-- Opening Marker --

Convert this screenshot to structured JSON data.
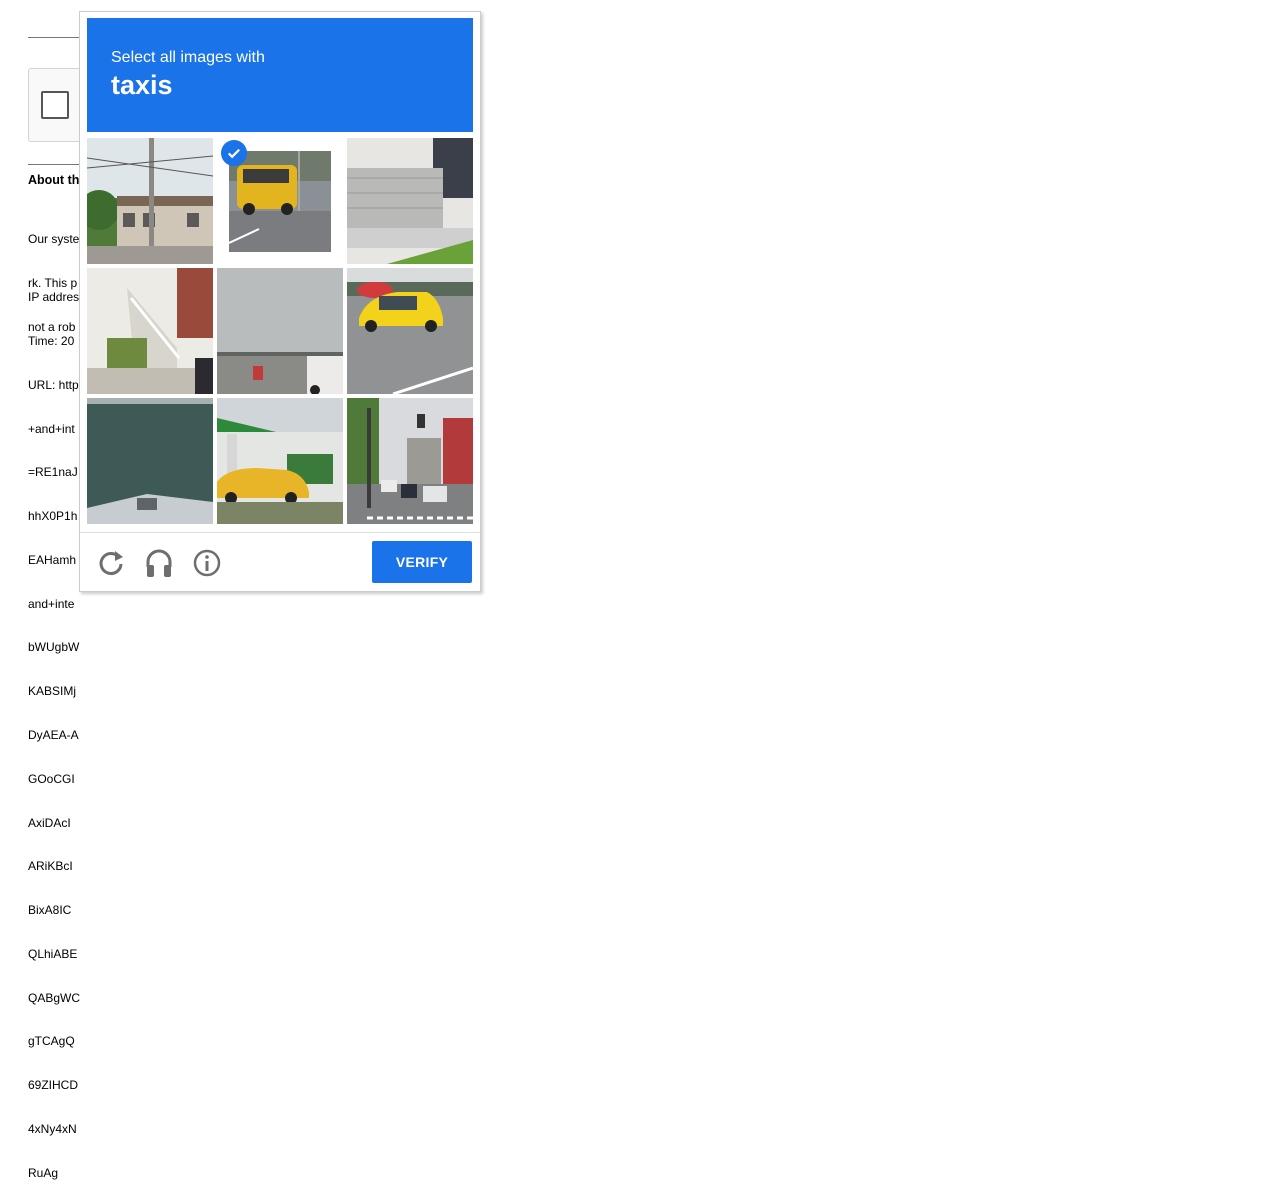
{
  "background": {
    "heading": "About th",
    "paragraph": [
      "Our syste",
      "rk. This p",
      "not a rob"
    ],
    "log_lines": [
      "IP addres",
      "Time: 20",
      "URL: http",
      "+and+int",
      "=RE1naJ",
      "hhX0P1h",
      "EAHamh",
      "and+inte",
      "bWUgbW",
      "KABSIMj",
      "DyAEA-A",
      "GOoCGI",
      "AxiDAcI",
      "ARiKBcI",
      "BixA8IC",
      "QLhiABE",
      "QABgWC",
      "gTCAgQ",
      "69ZIHCD",
      "4xNy4xN",
      "RuAg"
    ]
  },
  "challenge": {
    "prompt": "Select all images with",
    "object": "taxis",
    "header_color": "#1a73e8",
    "tiles": [
      {
        "label": "utility-pole-building",
        "selected": false
      },
      {
        "label": "yellow-taxi-van",
        "selected": true
      },
      {
        "label": "building-entrance",
        "selected": false
      },
      {
        "label": "house-stairs",
        "selected": false
      },
      {
        "label": "road-horizon",
        "selected": false
      },
      {
        "label": "yellow-taxi-road",
        "selected": false
      },
      {
        "label": "water-boat",
        "selected": false
      },
      {
        "label": "gas-station-taxi",
        "selected": false
      },
      {
        "label": "city-street-traffic",
        "selected": false
      }
    ],
    "footer": {
      "reload_icon": "reload-icon",
      "audio_icon": "headphones-icon",
      "info_icon": "info-icon",
      "verify_label": "VERIFY"
    }
  }
}
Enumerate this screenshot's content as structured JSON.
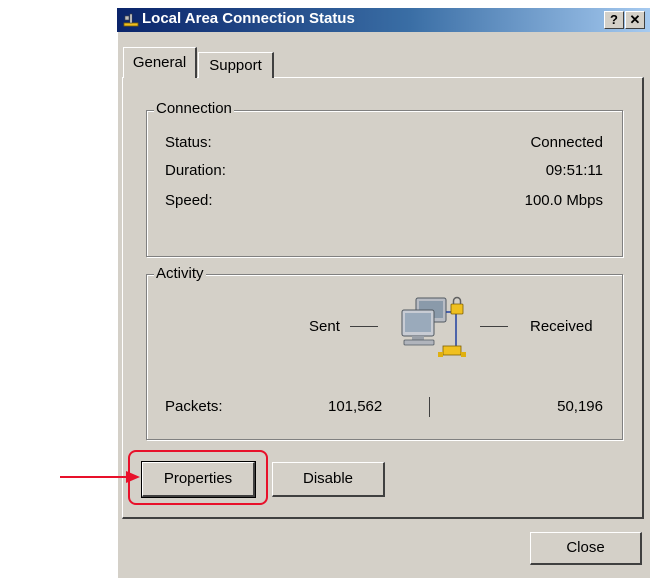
{
  "window": {
    "title": "Local Area Connection Status",
    "help_glyph": "?",
    "close_glyph": "✕"
  },
  "tabs": [
    {
      "label": "General",
      "selected": true
    },
    {
      "label": "Support",
      "selected": false
    }
  ],
  "connection": {
    "legend": "Connection",
    "rows": [
      {
        "label": "Status:",
        "value": "Connected"
      },
      {
        "label": "Duration:",
        "value": "09:51:11"
      },
      {
        "label": "Speed:",
        "value": "100.0 Mbps"
      }
    ]
  },
  "activity": {
    "legend": "Activity",
    "sent_label": "Sent",
    "received_label": "Received",
    "packets_label": "Packets:",
    "packets_sent": "101,562",
    "packets_received": "50,196",
    "icon": "network-computers-icon"
  },
  "buttons": {
    "properties": "Properties",
    "disable": "Disable",
    "close": "Close"
  },
  "colors": {
    "titlebar_start": "#0a246a",
    "titlebar_end": "#a6caf0",
    "dialog_face": "#d4d0c8",
    "highlight": "#e8102a"
  }
}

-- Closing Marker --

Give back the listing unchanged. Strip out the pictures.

Convert this screenshot to structured JSON data.
{
  "background": {
    "heading": "About th",
    "paragraph": [
      "Our syste",
      "rk. This p",
      "not a rob"
    ],
    "log_lines": [
      "IP addres",
      "Time: 20",
      "URL: http",
      "+and+int",
      "=RE1naJ",
      "hhX0P1h",
      "EAHamh",
      "and+inte",
      "bWUgbW",
      "KABSIMj",
      "DyAEA-A",
      "GOoCGI",
      "AxiDAcI",
      "ARiKBcI",
      "BixA8IC",
      "QLhiABE",
      "QABgWC",
      "gTCAgQ",
      "69ZIHCD",
      "4xNy4xN",
      "RuAg"
    ]
  },
  "challenge": {
    "prompt": "Select all images with",
    "object": "taxis",
    "header_color": "#1a73e8",
    "tiles": [
      {
        "label": "utility-pole-building",
        "selected": false
      },
      {
        "label": "yellow-taxi-van",
        "selected": true
      },
      {
        "label": "building-entrance",
        "selected": false
      },
      {
        "label": "house-stairs",
        "selected": false
      },
      {
        "label": "road-horizon",
        "selected": false
      },
      {
        "label": "yellow-taxi-road",
        "selected": false
      },
      {
        "label": "water-boat",
        "selected": false
      },
      {
        "label": "gas-station-taxi",
        "selected": false
      },
      {
        "label": "city-street-traffic",
        "selected": false
      }
    ],
    "footer": {
      "reload_icon": "reload-icon",
      "audio_icon": "headphones-icon",
      "info_icon": "info-icon",
      "verify_label": "VERIFY"
    }
  }
}
Enumerate this screenshot's content as structured JSON.
{
  "window": {
    "title": "Local Area Connection Status",
    "help_glyph": "?",
    "close_glyph": "✕"
  },
  "tabs": [
    {
      "label": "General",
      "selected": true
    },
    {
      "label": "Support",
      "selected": false
    }
  ],
  "connection": {
    "legend": "Connection",
    "rows": [
      {
        "label": "Status:",
        "value": "Connected"
      },
      {
        "label": "Duration:",
        "value": "09:51:11"
      },
      {
        "label": "Speed:",
        "value": "100.0 Mbps"
      }
    ]
  },
  "activity": {
    "legend": "Activity",
    "sent_label": "Sent",
    "received_label": "Received",
    "packets_label": "Packets:",
    "packets_sent": "101,562",
    "packets_received": "50,196",
    "icon": "network-computers-icon"
  },
  "buttons": {
    "properties": "Properties",
    "disable": "Disable",
    "close": "Close"
  },
  "colors": {
    "titlebar_start": "#0a246a",
    "titlebar_end": "#a6caf0",
    "dialog_face": "#d4d0c8",
    "highlight": "#e8102a"
  }
}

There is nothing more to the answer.